Turning and milling, at first glance, appear to be very similar processes and achieve similar results. So, what is the difference – and why do we offer both processes? While many of our customers will already know the answer, others may find this a useful insight into what goes on behind the scenes in the world of metal fabrication!
Often turning and milling are generically referred to as “CNC machining” – our customers often ask for CNC machining rather than for turning or milling by name. Of course, it's our job to make sure that the most appropriate process is used each time.
Put simply, the difference between the two processes comes down to which part moves – in general terms, the metal or the machine.
With CNC turning a metal bar is fed into the lathe and rotates at speed while a single-point cutting tool removes portions of the metal to create the desired shape.
With milling the metal usually remains still while multi-point cutting tools rotate around it.
Items processed by a lathe will be cylindrical and must be on-centre. Turned parts can range from simple rings to complex curved components. CNC turning is the most efficient way to mass-produce these kinds of parts.
Various cutting tools can be installed within the lathe tooling head (pictured below) to perform different cutting operations sequentially, to produce parts in a one-pass process. Straight cuts, tapers and contours can all be created by varying the angle and depth of the cut.

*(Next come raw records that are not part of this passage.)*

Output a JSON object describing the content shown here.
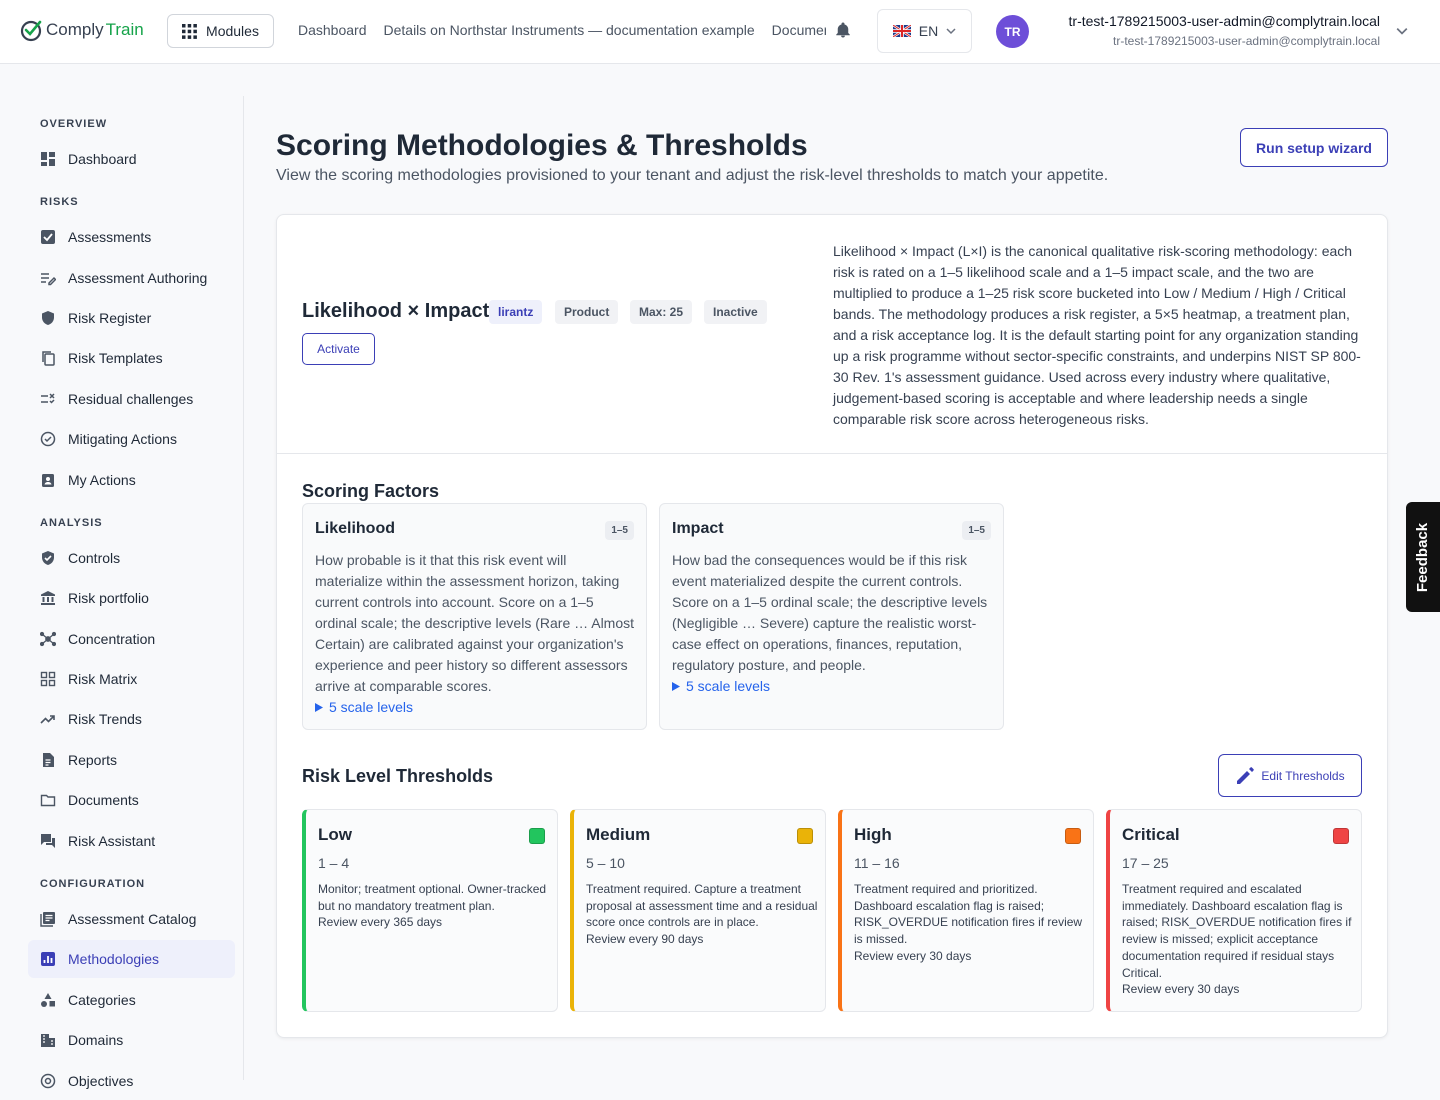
{
  "brand": {
    "name_a": "Comply",
    "name_b": "Train"
  },
  "header": {
    "modules_label": "Modules",
    "breadcrumbs": [
      "Dashboard",
      "Details on Northstar Instruments — documentation example",
      "Documents"
    ],
    "language": "EN",
    "avatar_initials": "TR",
    "user_name": "tr-test-1789215003-user-admin@complytrain.local",
    "user_email": "tr-test-1789215003-user-admin@complytrain.local"
  },
  "sidebar": {
    "sections": {
      "overview": "OVERVIEW",
      "risks": "RISKS",
      "analysis": "ANALYSIS",
      "configuration": "CONFIGURATION"
    },
    "items": [
      {
        "label": "Dashboard",
        "icon": "dashboard-icon"
      },
      {
        "label": "Assessments",
        "icon": "checkbox-icon"
      },
      {
        "label": "Assessment Authoring",
        "icon": "edit-list-icon"
      },
      {
        "label": "Risk Register",
        "icon": "shield-icon"
      },
      {
        "label": "Risk Templates",
        "icon": "copy-icon"
      },
      {
        "label": "Residual challenges",
        "icon": "rule-icon"
      },
      {
        "label": "Mitigating Actions",
        "icon": "check-circle-icon"
      },
      {
        "label": "My Actions",
        "icon": "assignment-icon"
      },
      {
        "label": "Controls",
        "icon": "verified-shield-icon"
      },
      {
        "label": "Risk portfolio",
        "icon": "bank-icon"
      },
      {
        "label": "Concentration",
        "icon": "hub-icon"
      },
      {
        "label": "Risk Matrix",
        "icon": "grid-icon"
      },
      {
        "label": "Risk Trends",
        "icon": "trending-icon"
      },
      {
        "label": "Reports",
        "icon": "report-icon"
      },
      {
        "label": "Documents",
        "icon": "folder-icon"
      },
      {
        "label": "Risk Assistant",
        "icon": "chat-icon"
      },
      {
        "label": "Assessment Catalog",
        "icon": "catalog-icon"
      },
      {
        "label": "Methodologies",
        "icon": "methodology-icon",
        "active": true
      },
      {
        "label": "Categories",
        "icon": "category-icon"
      },
      {
        "label": "Domains",
        "icon": "domain-icon"
      },
      {
        "label": "Objectives",
        "icon": "objective-icon"
      }
    ]
  },
  "page": {
    "title": "Scoring Methodologies & Thresholds",
    "subtitle": "View the scoring methodologies provisioned to your tenant and adjust the risk-level thresholds to match your appetite.",
    "wizard_label": "Run setup wizard"
  },
  "methodology": {
    "name": "Likelihood × Impact",
    "badges": [
      "lirantz",
      "Product",
      "Max: 25",
      "Inactive"
    ],
    "activate_label": "Activate",
    "description": "Likelihood × Impact (L×I) is the canonical qualitative risk-scoring methodology: each risk is rated on a 1–5 likelihood scale and a 1–5 impact scale, and the two are multiplied to produce a 1–25 risk score bucketed into Low / Medium / High / Critical bands. The methodology produces a risk register, a 5×5 heatmap, a treatment plan, and a risk acceptance log. It is the default starting point for any organization standing up a risk programme without sector-specific constraints, and underpins NIST SP 800-30 Rev. 1's assessment guidance. Used across every industry where qualitative, judgement-based scoring is acceptable and where leadership needs a single comparable risk score across heterogeneous risks."
  },
  "factors": {
    "heading": "Scoring Factors",
    "items": [
      {
        "name": "Likelihood",
        "range": "1–5",
        "description": "How probable is it that this risk event will materialize within the assessment horizon, taking current controls into account. Score on a 1–5 ordinal scale; the descriptive levels (Rare … Almost Certain) are calibrated against your organization's experience and peer history so different assessors arrive at comparable scores.",
        "levels_label": "5 scale levels"
      },
      {
        "name": "Impact",
        "range": "1–5",
        "description": "How bad the consequences would be if this risk event materialized despite the current controls. Score on a 1–5 ordinal scale; the descriptive levels (Negligible … Severe) capture the realistic worst-case effect on operations, finances, reputation, regulatory posture, and people.",
        "levels_label": "5 scale levels"
      }
    ]
  },
  "thresholds": {
    "heading": "Risk Level Thresholds",
    "edit_label": "Edit Thresholds",
    "items": [
      {
        "name": "Low",
        "range": "1 – 4",
        "color": "#22c55e",
        "description": "Monitor; treatment optional. Owner-tracked but no mandatory treatment plan.",
        "review": "Review every 365 days"
      },
      {
        "name": "Medium",
        "range": "5 – 10",
        "color": "#eab308",
        "description": "Treatment required. Capture a treatment proposal at assessment time and a residual score once controls are in place.",
        "review": "Review every 90 days"
      },
      {
        "name": "High",
        "range": "11 – 16",
        "color": "#f97316",
        "description": "Treatment required and prioritized. Dashboard escalation flag is raised; RISK_OVERDUE notification fires if review is missed.",
        "review": "Review every 30 days"
      },
      {
        "name": "Critical",
        "range": "17 – 25",
        "color": "#ef4444",
        "description": "Treatment required and escalated immediately. Dashboard escalation flag is raised; RISK_OVERDUE notification fires if review is missed; explicit acceptance documentation required if residual stays Critical.",
        "review": "Review every 30 days"
      }
    ]
  },
  "feedback_label": "Feedback"
}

Milled parts are not necessarily cylindrical. Milling machines use multi-point cutting tools; and there can be more than one tool working on the piece at a time. Milling may be the preferred choice if the part needs anything which is off-centre or angled (such as holes or cuts), or for secondary features such as indentations or grooves.
Milling can be used to shave material from the surface of the workpiece using a tooling head with multiple cutters (plain milling or face milling); or to shape its edges using a cutting tool with a thread (profile milling or side milling).